[Saved data entries]

▬▬▬▬▬▬▬▬▬▬

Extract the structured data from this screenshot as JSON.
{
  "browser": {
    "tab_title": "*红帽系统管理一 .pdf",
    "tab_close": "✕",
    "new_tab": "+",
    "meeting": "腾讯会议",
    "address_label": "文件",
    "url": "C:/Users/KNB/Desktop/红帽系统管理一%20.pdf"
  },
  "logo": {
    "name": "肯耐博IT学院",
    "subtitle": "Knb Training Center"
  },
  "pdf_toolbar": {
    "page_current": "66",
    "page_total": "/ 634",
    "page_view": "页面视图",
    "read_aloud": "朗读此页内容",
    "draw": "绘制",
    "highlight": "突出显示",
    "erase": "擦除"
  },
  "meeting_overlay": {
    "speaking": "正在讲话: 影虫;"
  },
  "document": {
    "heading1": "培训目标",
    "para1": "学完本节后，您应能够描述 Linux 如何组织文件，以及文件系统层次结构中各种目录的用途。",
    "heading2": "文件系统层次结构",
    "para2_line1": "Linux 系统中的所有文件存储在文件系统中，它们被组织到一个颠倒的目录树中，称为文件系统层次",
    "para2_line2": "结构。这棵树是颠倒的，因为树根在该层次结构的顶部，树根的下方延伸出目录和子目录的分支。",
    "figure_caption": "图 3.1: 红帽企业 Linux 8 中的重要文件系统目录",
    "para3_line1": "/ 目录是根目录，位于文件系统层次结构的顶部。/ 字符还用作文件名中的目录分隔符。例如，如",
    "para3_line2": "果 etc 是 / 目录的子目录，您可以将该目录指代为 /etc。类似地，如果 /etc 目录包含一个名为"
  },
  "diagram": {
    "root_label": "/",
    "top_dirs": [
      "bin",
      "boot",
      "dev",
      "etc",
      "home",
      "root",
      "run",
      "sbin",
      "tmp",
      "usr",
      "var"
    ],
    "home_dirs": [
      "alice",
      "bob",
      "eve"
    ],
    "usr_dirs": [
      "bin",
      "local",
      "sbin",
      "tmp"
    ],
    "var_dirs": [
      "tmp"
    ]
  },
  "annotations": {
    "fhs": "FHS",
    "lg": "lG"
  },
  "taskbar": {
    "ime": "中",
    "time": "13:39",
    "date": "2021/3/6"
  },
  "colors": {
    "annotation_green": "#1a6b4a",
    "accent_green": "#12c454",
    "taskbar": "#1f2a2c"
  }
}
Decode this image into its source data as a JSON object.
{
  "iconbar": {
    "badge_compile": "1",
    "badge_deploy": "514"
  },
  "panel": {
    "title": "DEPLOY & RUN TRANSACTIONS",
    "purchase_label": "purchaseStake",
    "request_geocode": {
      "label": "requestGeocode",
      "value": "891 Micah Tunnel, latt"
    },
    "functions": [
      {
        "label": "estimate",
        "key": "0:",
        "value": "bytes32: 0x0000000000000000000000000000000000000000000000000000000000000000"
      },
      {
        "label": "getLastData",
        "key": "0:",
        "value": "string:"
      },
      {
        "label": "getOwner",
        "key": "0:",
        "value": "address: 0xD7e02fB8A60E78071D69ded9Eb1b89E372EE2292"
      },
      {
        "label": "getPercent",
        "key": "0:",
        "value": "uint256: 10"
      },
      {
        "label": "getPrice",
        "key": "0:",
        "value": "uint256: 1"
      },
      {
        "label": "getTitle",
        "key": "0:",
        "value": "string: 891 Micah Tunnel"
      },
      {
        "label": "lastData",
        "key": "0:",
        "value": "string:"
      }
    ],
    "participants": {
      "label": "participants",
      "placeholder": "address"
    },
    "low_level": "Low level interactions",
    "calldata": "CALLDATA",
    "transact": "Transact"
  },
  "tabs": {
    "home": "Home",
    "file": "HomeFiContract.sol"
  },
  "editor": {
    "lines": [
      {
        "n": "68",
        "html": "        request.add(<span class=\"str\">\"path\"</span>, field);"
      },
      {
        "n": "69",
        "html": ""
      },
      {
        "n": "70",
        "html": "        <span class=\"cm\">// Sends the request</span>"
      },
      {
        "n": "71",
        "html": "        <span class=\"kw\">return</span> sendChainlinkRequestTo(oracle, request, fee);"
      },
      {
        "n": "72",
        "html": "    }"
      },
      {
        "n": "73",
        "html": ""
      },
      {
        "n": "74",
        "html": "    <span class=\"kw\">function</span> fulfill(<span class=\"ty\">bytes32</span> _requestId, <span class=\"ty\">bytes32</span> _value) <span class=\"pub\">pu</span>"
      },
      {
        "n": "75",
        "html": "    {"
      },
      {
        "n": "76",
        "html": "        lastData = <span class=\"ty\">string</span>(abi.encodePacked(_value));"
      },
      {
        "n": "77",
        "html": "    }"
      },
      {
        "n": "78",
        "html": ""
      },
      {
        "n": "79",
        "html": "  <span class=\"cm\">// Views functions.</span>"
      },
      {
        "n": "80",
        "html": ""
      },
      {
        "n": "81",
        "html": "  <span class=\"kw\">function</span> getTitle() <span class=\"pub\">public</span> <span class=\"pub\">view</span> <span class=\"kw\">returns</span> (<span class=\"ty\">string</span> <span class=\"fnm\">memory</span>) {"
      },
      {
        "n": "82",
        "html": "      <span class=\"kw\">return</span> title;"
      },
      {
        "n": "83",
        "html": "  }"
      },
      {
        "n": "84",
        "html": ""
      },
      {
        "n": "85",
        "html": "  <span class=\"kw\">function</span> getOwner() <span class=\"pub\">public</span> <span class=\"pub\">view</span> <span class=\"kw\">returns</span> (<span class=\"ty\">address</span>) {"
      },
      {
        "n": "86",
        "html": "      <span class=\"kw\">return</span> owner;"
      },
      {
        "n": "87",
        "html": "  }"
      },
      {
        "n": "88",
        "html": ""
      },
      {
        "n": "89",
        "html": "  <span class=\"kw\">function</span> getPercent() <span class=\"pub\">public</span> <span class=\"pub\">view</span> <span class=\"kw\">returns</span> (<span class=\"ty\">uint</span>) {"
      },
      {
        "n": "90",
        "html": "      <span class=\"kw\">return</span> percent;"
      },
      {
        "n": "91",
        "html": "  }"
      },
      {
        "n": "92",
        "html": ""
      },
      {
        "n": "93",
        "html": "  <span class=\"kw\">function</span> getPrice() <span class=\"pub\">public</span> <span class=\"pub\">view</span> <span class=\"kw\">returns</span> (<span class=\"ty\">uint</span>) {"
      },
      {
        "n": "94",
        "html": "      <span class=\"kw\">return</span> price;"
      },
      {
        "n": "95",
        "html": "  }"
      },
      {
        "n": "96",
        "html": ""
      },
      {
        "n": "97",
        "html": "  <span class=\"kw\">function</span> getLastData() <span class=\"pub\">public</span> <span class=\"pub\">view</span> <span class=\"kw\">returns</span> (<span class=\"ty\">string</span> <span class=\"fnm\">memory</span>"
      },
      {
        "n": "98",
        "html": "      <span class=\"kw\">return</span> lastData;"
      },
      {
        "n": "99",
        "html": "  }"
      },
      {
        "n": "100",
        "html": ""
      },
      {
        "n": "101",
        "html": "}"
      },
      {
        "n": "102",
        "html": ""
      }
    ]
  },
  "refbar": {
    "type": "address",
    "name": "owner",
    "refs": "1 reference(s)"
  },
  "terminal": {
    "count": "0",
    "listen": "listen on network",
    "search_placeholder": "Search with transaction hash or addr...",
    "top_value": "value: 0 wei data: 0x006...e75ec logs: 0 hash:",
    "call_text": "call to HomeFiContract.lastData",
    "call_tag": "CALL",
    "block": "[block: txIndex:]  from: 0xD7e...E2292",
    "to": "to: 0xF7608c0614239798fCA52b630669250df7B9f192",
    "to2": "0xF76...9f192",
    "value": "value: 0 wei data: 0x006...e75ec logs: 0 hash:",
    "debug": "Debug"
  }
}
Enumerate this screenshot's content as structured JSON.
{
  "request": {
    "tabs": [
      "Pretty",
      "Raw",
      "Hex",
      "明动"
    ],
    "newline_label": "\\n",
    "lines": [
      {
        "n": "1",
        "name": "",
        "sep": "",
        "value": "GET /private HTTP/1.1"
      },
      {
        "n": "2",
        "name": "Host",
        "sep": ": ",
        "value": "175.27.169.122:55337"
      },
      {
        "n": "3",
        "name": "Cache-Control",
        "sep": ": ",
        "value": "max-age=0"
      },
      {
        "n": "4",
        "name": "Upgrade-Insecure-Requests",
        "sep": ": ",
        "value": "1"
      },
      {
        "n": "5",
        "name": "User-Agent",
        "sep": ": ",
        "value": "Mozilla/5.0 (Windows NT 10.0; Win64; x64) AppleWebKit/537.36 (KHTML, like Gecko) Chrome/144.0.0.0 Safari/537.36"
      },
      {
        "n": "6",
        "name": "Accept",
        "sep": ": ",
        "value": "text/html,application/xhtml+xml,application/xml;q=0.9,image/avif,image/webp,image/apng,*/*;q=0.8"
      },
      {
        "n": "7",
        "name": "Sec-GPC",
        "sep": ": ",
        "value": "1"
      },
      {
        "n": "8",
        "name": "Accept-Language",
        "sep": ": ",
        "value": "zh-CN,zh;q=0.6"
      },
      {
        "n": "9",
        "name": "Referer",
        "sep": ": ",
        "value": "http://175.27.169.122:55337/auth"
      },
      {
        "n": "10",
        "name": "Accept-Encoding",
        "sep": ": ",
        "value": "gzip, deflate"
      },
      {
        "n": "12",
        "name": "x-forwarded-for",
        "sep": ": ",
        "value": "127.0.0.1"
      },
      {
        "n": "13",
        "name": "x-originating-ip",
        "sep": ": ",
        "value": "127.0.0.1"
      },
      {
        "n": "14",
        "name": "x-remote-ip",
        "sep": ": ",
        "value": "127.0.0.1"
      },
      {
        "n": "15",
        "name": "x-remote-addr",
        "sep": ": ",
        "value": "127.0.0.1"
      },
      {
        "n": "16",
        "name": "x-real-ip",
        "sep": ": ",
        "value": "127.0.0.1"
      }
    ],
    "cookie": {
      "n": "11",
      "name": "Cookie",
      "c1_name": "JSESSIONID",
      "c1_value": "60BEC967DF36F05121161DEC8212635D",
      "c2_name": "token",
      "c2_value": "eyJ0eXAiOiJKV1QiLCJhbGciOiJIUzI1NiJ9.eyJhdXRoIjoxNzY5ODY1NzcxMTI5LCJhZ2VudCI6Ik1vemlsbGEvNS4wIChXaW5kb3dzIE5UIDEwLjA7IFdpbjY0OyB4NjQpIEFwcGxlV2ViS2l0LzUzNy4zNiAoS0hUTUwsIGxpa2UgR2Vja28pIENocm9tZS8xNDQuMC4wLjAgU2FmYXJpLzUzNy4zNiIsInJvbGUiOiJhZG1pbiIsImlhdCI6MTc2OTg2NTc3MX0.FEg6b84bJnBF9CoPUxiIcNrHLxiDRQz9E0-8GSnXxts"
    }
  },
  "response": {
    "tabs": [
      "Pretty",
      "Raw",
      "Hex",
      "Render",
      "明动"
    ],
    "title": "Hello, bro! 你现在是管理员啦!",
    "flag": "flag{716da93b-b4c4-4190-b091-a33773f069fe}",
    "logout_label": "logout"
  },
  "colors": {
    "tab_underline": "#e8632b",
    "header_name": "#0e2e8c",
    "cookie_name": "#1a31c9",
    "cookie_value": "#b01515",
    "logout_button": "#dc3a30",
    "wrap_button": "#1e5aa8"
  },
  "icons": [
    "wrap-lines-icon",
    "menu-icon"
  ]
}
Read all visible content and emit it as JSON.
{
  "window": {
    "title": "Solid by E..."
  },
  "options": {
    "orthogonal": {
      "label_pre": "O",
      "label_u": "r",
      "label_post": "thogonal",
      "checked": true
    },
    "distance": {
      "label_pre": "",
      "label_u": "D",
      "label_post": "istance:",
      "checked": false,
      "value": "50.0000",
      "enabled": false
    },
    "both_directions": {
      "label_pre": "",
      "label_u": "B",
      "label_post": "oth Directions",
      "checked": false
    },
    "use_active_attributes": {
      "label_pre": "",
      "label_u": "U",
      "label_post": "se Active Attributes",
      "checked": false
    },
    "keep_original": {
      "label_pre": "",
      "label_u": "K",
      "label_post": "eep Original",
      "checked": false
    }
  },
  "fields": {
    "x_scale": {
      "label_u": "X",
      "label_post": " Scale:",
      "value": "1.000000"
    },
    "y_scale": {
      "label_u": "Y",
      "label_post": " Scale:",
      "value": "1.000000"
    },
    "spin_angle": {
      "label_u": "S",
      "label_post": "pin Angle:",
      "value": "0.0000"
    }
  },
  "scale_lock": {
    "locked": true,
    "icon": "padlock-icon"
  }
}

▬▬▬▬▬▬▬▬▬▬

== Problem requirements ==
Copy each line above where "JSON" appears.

== Task result ==
Extract the structured data from this screenshot as JSON.
Decode this image into its source data as a JSON object.
Enumerate this screenshot's content as structured JSON.
Read all visible content and emit it as JSON.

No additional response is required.